Our wonderful Oscar was born at 29 weeks, a whole eleven weeks early. I never experienced the third trimester, and neither did he.
I had the most amazingly normal pregnancy so it was a complete surprise when he showed up early. Oscar’s labour was long and difficult and my body took several days to recover. All I could think about was holding my newborn close to me for the first time. Before I even had a chance, Oscar was whisked away from me and placed in an incubator in a hospital on the other side of town. I cried and cried.
Watching my baby inside that incubator left me so lost. The umbilical cord had been cut only to be replaced by dozens of wires. This wasn’t the mothering I was expecting. I had no idea how to nurture a baby I couldn’t hold, couldn’t feed, couldn't rock to sleep.
I came across The Neonatal Trust by accident. I was walking around Auckland Hospital with my husband when we noticed a table with a basket of teeny tiny little hats on it. The Neonatal Trust door was open and we popped our heads in. It turned out to be a portal into a world of empathy and understanding.
The Neonatal Trust became a great source of support through my whole first year of parenting. One of the first things The Neonatal Trust gave us was a tiny teddy bear which I clung to as a symbol of hope, imagining the day Oscar would be strong enough to play with it. They also gave me a lot of excellent advice about dealing with a premature baby and supplied us with some great clinical books on the subject. I read as much as I could about what to expect and what was most important and felt a lot more confident about the whole situation.
The Neonatal Trust also had a great selection of children’s books. These helped us form a bond with Oscar over the hours and days we sat with him. Oscar’s first book was The Places You’ll Go by Dr. Seuss. I couldn’t help crying every time I read it, thinking of all the places my baby would go as he grew up and went out into the world. I still read it to him every birthday and there are always a few tears in my eyes.
The words spoken around you during this time are so important. It’s great to have people who understand how hard it is to leave your child in the hospital when you want so desperately to take him home; why you need hand sanitiser at your front door, and how scary some words can be, especially when you aren’t sure what they mean. The Neonatal Trust understood all these things. They made me feel less alone.
Slowly with time, machines got smaller and then they began to disappear. Eventually, I got to hold Oscar for the first time. It’s the most amazing moment of my life.
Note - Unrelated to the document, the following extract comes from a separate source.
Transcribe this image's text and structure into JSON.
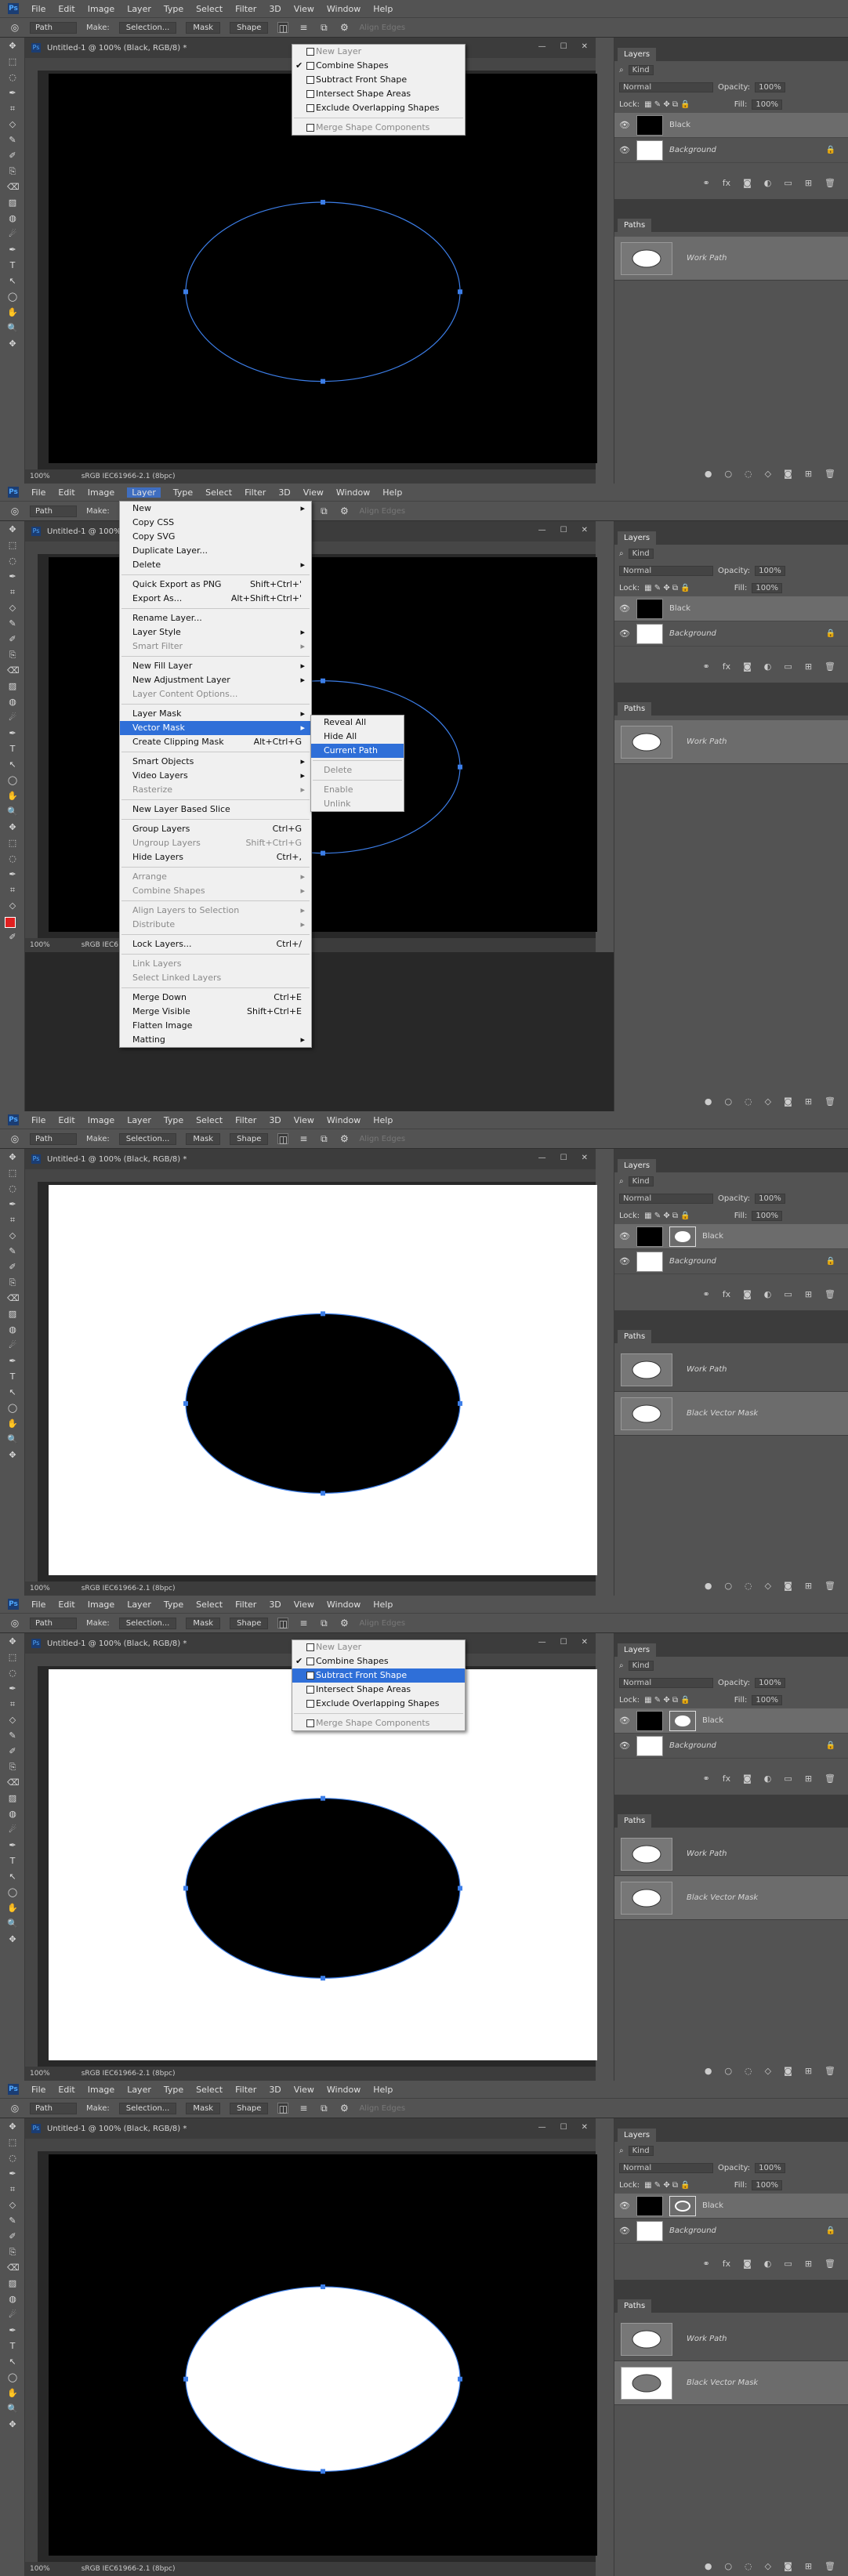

Oscar opened his eyes and made the cutest sucking noises that filled me with hope. Is was clear to me that he knew who I was and the mother-baby bond was absolutely there. For the first time, I finally felt like his mummy.
The Neonatal Trust continued to support our family for the year following Oscar’s birth. This time is scary as you’re discharged with a baby who is more vulnerable and weak from early birth than other typical babies. The Trust provides a specialist play group with other premature babies who are extra vulnerable and prone to illness if those around aren’t vigilant about their health. As most babies were slightly delayed or have conditions that require ongoing care, The Trust provided a developmental occupational therapist who can offer support, therapy and advice on how to continue the best care for our babies. Being in this group, surrounded by other mums who were on the same journey as me helped me from feeling alone and isolated during this difficult time.
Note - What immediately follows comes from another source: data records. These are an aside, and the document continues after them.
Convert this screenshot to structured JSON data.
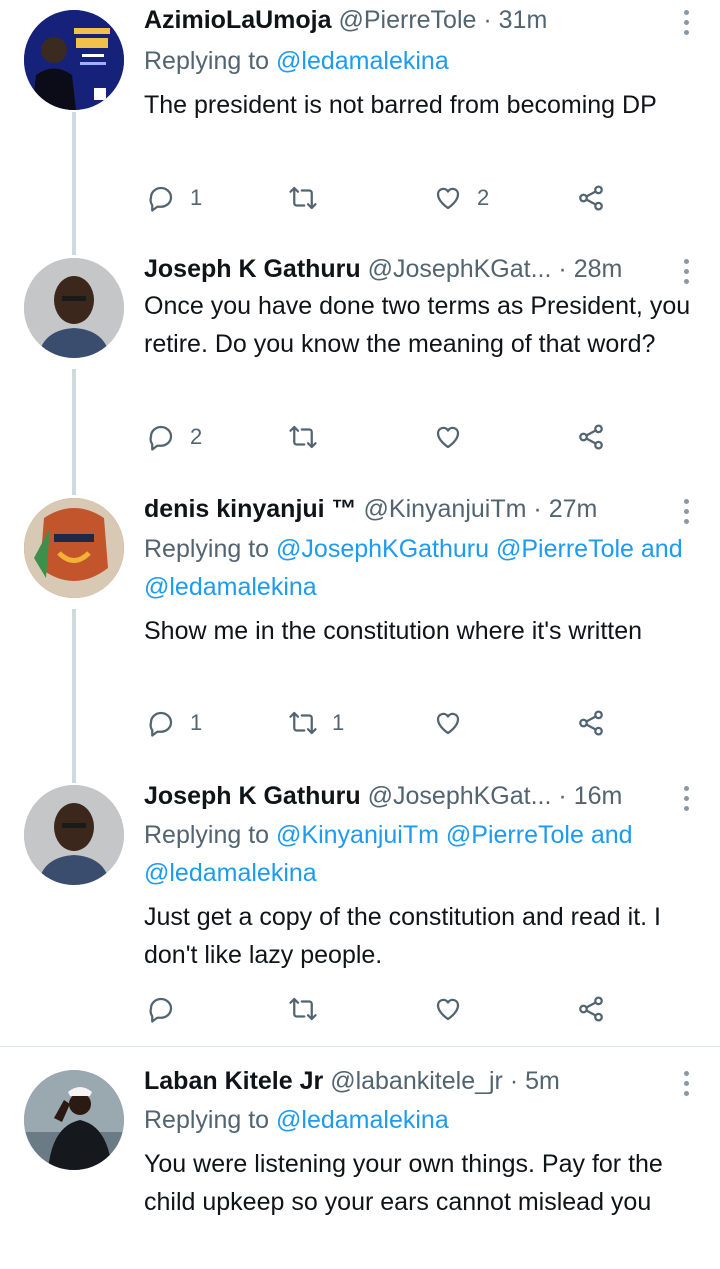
{
  "tweets": [
    {
      "name": "AzimioLaUmoja",
      "handle": "@PierreTole",
      "time": "31m",
      "reply_prefix": "Replying to",
      "reply_mentions": [
        "@ledamalekina"
      ],
      "reply_line2": "",
      "text": "The president is not barred from becoming DP",
      "counts": {
        "reply": "1",
        "retweet": "",
        "like": "2"
      },
      "avatar_text": [
        "AZIMIO LA",
        "UMOJA"
      ]
    },
    {
      "name": "Joseph K Gathuru",
      "handle": "@JosephKGat...",
      "time": "28m",
      "text": "Once you have done two terms as President, you retire. Do you know the meaning of that word?",
      "counts": {
        "reply": "2",
        "retweet": "",
        "like": ""
      }
    },
    {
      "name": "denis kinyanjui ™",
      "handle": "@KinyanjuiTm",
      "time": "27m",
      "reply_prefix": "Replying to",
      "reply_mention_1": "@JosephKGathuru",
      "reply_mention_2": "@PierreTole",
      "reply_and": "and",
      "reply_mention_3": "@ledamalekina",
      "text": "Show me in the constitution where it's written",
      "counts": {
        "reply": "1",
        "retweet": "1",
        "like": ""
      }
    },
    {
      "name": "Joseph K Gathuru",
      "handle": "@JosephKGat...",
      "time": "16m",
      "reply_prefix": "Replying to",
      "reply_mention_1": "@KinyanjuiTm",
      "reply_mention_2": "@PierreTole",
      "reply_and": "and",
      "reply_mention_3": "@ledamalekina",
      "text": "Just get a copy of the constitution and read it. I don't like lazy people.",
      "counts": {
        "reply": "",
        "retweet": "",
        "like": ""
      }
    },
    {
      "name": "Laban Kitele Jr",
      "handle": "@labankitele_jr",
      "time": "5m",
      "reply_prefix": "Replying to",
      "reply_mention_1": "@ledamalekina",
      "text": "You were listening your own things. Pay for the child upkeep so your ears cannot mislead you"
    }
  ],
  "separator": "·",
  "colors": {
    "link": "#1d9bf0",
    "muted": "#536471",
    "text": "#0f1419",
    "thread": "#cfd9de"
  },
  "icons": [
    "reply-icon",
    "retweet-icon",
    "like-icon",
    "share-icon",
    "more-icon"
  ]
}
Four years on, Oscar is a bubbly bright little dude. He loves fishing, playing in the rain and roasting marshmallows on the fire. His language is great and he loves cracking jokes any chance he gets with a wildly cheeky grin. Although he was always a little late in meeting his physical milestones, he got there in his own good time. He thinks outside the box and has so much of the strong, resilient personality we saw in those early months in the NICU.
My Dad visited us in hospital in the first weeks and whispered to Oscar that Superman came to earth in a spaceship that looked just like his incubator.
Oscar is our little Superman. He gets more amazing every day.
Words and images by Elen.
The Neonatal Trust are often an unseen hand working tirelessly to make the neonatal experience that little bit easier for families. That might be through access to support material for worried mums and dads, a community to connect with, or helping provide neonatal units with the important equipment to help ease their journey. We’d love you to learn more about them and support them with a regular donation!